**Your instructions:** Filter the records for lines holding the string "subtitle".

(Stored items)
=== Section Start ===
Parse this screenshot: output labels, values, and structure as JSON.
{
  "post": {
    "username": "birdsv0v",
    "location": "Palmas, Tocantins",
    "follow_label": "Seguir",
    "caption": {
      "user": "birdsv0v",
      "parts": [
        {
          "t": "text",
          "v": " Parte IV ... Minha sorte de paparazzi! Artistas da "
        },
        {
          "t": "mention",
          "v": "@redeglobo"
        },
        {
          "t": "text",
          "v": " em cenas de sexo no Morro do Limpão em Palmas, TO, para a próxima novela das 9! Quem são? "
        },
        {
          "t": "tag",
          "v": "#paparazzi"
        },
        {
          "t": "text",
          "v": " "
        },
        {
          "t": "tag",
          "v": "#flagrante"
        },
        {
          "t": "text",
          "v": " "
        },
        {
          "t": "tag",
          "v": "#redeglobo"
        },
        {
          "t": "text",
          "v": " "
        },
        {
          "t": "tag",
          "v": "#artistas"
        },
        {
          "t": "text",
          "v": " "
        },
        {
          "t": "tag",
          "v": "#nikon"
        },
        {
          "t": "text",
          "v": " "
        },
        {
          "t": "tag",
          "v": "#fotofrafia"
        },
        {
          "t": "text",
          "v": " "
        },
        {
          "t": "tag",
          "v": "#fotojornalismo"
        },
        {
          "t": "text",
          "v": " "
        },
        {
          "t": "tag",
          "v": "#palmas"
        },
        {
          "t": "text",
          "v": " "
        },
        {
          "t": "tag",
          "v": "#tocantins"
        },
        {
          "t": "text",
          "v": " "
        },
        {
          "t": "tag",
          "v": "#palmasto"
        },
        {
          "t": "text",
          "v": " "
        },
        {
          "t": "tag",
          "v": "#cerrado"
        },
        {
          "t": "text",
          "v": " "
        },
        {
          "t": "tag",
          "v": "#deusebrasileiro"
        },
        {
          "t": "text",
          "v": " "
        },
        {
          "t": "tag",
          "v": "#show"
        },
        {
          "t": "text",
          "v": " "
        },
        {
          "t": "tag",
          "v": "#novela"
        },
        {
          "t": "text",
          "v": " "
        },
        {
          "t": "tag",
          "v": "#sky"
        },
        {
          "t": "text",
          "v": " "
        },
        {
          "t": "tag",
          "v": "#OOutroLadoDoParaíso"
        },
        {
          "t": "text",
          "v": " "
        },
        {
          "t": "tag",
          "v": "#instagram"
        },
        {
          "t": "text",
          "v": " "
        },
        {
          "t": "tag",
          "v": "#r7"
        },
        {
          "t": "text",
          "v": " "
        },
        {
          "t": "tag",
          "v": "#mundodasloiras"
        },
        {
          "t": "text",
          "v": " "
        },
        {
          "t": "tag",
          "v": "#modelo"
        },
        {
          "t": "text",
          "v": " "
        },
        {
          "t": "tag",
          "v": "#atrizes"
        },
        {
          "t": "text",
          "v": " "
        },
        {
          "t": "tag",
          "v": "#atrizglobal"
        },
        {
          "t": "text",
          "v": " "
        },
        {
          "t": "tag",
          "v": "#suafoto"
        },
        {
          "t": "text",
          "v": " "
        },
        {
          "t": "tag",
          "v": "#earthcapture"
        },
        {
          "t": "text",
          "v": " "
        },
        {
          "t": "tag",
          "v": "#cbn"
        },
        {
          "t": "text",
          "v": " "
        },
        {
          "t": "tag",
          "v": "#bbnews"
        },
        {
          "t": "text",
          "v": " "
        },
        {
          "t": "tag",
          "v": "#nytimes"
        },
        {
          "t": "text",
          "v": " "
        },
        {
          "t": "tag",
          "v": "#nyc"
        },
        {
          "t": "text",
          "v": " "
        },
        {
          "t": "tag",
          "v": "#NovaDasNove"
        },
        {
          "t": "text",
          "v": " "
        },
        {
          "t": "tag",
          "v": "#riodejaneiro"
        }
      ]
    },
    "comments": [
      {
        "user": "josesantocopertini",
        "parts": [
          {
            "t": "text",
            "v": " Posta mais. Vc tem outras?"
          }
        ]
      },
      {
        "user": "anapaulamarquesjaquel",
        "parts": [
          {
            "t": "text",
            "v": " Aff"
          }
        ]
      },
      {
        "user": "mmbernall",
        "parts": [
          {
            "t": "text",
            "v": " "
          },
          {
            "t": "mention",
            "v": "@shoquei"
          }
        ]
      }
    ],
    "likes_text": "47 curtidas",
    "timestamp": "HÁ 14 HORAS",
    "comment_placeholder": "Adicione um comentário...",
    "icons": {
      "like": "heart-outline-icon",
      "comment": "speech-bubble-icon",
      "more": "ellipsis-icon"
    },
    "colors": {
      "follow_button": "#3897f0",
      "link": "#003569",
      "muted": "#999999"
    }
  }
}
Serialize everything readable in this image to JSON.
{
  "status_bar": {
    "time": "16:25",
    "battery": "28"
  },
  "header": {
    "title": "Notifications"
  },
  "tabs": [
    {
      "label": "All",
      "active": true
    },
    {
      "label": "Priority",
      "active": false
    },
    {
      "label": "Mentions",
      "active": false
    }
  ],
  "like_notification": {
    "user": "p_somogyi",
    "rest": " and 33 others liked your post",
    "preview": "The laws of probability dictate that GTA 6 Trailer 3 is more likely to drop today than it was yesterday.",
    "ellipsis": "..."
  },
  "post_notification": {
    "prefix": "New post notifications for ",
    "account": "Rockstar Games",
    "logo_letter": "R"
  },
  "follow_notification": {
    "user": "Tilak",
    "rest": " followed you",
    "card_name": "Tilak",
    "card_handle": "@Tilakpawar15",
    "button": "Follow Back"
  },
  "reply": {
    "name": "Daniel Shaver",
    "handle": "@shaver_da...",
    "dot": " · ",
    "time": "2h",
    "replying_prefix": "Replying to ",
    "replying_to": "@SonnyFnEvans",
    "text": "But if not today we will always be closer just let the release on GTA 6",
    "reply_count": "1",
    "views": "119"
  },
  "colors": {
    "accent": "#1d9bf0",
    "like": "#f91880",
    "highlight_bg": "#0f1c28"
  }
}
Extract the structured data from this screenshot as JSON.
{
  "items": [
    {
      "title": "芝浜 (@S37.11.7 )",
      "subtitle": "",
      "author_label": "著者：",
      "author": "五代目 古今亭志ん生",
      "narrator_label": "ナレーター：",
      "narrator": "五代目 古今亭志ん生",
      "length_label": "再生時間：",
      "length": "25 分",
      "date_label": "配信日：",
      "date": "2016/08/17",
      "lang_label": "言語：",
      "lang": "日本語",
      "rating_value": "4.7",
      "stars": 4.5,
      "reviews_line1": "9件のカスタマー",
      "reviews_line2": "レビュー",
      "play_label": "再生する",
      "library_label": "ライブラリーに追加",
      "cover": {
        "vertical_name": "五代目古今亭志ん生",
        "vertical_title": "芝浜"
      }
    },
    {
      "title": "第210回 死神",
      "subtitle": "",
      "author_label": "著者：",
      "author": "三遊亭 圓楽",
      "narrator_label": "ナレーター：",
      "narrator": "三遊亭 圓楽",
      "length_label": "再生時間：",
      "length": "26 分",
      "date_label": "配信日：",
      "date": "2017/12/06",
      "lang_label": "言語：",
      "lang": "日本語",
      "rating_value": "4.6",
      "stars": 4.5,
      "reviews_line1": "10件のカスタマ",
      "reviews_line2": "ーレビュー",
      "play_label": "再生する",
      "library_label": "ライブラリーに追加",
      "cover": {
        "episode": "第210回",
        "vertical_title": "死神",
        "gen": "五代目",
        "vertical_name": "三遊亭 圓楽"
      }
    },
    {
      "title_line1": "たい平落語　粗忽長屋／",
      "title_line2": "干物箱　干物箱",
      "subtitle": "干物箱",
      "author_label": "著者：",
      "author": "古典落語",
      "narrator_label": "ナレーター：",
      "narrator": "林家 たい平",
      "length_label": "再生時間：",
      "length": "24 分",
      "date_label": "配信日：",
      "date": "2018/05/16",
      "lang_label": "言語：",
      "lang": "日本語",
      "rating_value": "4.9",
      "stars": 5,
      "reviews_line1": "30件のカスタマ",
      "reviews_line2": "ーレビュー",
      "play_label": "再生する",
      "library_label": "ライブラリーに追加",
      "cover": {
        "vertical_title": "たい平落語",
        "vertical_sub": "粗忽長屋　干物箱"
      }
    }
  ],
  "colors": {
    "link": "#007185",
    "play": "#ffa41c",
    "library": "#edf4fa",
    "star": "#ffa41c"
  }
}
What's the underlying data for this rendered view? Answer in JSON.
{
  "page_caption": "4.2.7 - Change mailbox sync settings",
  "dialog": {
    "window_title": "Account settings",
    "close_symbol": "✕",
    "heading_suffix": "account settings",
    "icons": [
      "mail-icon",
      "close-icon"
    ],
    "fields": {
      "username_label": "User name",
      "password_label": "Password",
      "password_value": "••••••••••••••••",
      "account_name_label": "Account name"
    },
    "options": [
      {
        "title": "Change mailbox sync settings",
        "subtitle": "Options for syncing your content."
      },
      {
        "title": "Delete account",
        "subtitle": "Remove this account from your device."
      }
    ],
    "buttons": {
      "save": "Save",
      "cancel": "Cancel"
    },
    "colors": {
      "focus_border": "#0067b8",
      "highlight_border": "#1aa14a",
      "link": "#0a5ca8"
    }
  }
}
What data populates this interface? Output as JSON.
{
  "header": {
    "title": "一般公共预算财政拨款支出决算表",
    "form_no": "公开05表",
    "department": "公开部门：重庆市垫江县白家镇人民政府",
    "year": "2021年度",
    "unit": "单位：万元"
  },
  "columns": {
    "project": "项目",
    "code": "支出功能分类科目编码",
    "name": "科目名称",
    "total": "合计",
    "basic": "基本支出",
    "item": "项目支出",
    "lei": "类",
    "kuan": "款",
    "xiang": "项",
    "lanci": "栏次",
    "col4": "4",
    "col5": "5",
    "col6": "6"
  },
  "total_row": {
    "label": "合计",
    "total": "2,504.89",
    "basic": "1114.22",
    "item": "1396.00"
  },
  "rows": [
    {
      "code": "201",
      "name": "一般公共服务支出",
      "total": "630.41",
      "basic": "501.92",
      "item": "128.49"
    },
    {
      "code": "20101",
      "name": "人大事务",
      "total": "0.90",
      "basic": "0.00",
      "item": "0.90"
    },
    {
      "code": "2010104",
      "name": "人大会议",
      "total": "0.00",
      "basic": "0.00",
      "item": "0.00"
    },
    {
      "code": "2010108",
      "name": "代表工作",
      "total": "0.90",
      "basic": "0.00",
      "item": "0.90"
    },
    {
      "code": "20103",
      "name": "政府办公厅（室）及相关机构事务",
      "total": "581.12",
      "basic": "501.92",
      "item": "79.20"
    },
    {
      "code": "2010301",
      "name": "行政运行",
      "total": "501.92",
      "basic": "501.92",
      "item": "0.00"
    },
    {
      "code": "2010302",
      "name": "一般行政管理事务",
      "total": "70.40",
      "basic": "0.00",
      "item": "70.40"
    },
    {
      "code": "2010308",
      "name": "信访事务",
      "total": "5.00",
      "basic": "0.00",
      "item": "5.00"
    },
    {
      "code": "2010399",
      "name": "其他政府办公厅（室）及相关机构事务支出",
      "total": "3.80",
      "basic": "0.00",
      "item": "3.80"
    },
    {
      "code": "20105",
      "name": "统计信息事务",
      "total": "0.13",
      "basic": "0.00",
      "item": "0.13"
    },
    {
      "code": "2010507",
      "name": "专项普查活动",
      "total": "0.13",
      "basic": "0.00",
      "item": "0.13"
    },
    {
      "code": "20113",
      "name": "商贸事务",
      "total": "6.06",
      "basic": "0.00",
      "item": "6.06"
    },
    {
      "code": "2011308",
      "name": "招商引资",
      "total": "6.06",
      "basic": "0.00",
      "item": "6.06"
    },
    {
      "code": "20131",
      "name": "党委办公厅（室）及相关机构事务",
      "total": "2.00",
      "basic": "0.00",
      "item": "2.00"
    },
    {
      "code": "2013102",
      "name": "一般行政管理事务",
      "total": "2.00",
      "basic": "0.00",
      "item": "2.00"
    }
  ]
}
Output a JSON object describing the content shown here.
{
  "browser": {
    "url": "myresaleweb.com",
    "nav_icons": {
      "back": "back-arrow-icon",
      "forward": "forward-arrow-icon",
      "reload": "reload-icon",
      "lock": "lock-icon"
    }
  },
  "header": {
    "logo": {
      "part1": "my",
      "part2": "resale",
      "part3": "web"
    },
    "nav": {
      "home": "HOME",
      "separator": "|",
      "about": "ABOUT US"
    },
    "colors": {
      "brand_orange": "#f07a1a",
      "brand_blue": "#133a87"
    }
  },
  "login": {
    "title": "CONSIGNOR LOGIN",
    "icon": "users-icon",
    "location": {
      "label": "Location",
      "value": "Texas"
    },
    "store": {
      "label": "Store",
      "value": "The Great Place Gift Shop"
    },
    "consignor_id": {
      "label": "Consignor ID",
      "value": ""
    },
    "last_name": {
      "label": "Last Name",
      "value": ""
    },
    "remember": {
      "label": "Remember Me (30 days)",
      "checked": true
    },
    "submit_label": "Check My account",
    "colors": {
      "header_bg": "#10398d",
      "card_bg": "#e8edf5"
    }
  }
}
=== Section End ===
**Answer section:**
      "subtitle": "",
      "subtitle": "",
      "subtitle": "干物箱",
        "subtitle": "Options for syncing your content."
        "subtitle": "Remove this account from your device."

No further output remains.